First, I want to build on a previously successful initiative – streamlining patients' evaluation for microhematuria. Patients with this condition only require one urology visit. All necessary information (history, lab tests, radiology results) should be available to the urologist, who can then perform the cystoscopy (the only “specialist” part of the assessment), and summarize all the result for the patient. A “pre-cystoscopy” office visit, to ask about their medical history, doesn't give our patients good value. A single consultation should be our practice standard.

Second, I want to use my time with patients more productively, rather than asking them to regurgitate their past medical history, medications, allergies, etc. Of course, a universal electronic medical record would obviate that, as would consistent transmission of a comprehensive patient profile from all referring physicians. But, I don't think either of those is going to happen anytime soon. I checked Plain Brown Wrapper's archives and found I'd made plans to solve this problem last year and haven't followed up on it yet. So much for the exhortative powers of transparency! (The post was in February, however, so not technically a New Year's resolution...) I'll have to keep in mind the comments “Joe Black” left on the blog post – very insightful.

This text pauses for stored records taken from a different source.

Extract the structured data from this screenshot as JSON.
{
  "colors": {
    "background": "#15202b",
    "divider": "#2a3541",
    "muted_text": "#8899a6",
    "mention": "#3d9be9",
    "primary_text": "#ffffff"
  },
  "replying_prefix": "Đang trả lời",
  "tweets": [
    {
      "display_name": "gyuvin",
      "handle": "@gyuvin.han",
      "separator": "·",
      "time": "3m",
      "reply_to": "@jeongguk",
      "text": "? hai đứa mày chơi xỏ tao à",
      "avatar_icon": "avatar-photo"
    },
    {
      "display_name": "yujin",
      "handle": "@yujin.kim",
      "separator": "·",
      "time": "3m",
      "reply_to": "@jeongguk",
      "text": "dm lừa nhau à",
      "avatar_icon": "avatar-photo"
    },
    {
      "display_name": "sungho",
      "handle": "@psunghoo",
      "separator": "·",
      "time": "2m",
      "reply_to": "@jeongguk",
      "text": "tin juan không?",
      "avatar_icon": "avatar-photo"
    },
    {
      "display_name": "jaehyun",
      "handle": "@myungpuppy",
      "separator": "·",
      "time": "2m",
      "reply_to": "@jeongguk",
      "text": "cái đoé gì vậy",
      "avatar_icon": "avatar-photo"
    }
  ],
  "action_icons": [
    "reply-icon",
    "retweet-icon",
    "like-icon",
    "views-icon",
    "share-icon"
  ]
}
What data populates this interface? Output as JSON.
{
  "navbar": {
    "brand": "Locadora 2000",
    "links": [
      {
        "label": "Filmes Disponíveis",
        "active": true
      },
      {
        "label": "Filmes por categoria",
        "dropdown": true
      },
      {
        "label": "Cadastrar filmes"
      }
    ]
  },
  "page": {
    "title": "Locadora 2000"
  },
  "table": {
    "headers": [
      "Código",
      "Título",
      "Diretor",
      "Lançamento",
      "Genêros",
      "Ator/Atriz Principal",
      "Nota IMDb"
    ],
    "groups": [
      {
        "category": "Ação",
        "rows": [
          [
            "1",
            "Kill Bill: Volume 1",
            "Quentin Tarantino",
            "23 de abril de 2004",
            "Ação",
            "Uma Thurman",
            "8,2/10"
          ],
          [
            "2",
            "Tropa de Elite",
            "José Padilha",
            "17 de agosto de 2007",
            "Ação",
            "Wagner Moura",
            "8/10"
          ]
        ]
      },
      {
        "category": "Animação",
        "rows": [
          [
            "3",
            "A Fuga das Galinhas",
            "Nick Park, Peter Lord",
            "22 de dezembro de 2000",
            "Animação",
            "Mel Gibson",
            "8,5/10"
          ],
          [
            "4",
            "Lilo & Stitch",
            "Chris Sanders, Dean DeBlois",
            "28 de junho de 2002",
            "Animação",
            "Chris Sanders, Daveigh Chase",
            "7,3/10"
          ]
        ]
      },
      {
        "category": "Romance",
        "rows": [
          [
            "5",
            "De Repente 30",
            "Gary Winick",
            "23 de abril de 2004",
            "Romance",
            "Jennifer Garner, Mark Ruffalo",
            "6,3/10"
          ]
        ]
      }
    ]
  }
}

Have a happy and transparent New Year!

1 comment:

  1. Originally posted by Sadie 01/26/09 2:00 PM

    Recently I had to refer a patient for investigation of hematuria. I recieved a letter back suggesting other investigations which could and should be done prior to the appointment with the specialist. I could and did arrange for those other investigations and forwarded all the data in once completed. When the patient questioned me about the tests and why I was asking them to have them done without even seeing the specialist I explained that we had received the request from them and the tests were requested so when they went in for their appointment they would not have to go through all of this again and would be able to get an answer sooner and for the specialist to have a better picture of the problem prior to their appointment. The patient was then very receptive to this and thankful that they would not have to be making many appointments to get these tests done and see the specialist again. This process recognizes that everyone’s time is important and valuable. I could provide/order the required investigations, the patient was able to have the investigations done closer to home and on a one day appointment schedule and then follow-up with the specialist with all the required data available to him/her to provide an accurate diagnosis for the hematuria. Perhaps all referrals to specialists could be configured to provide better and more efficient time management if this process was followed with other practices.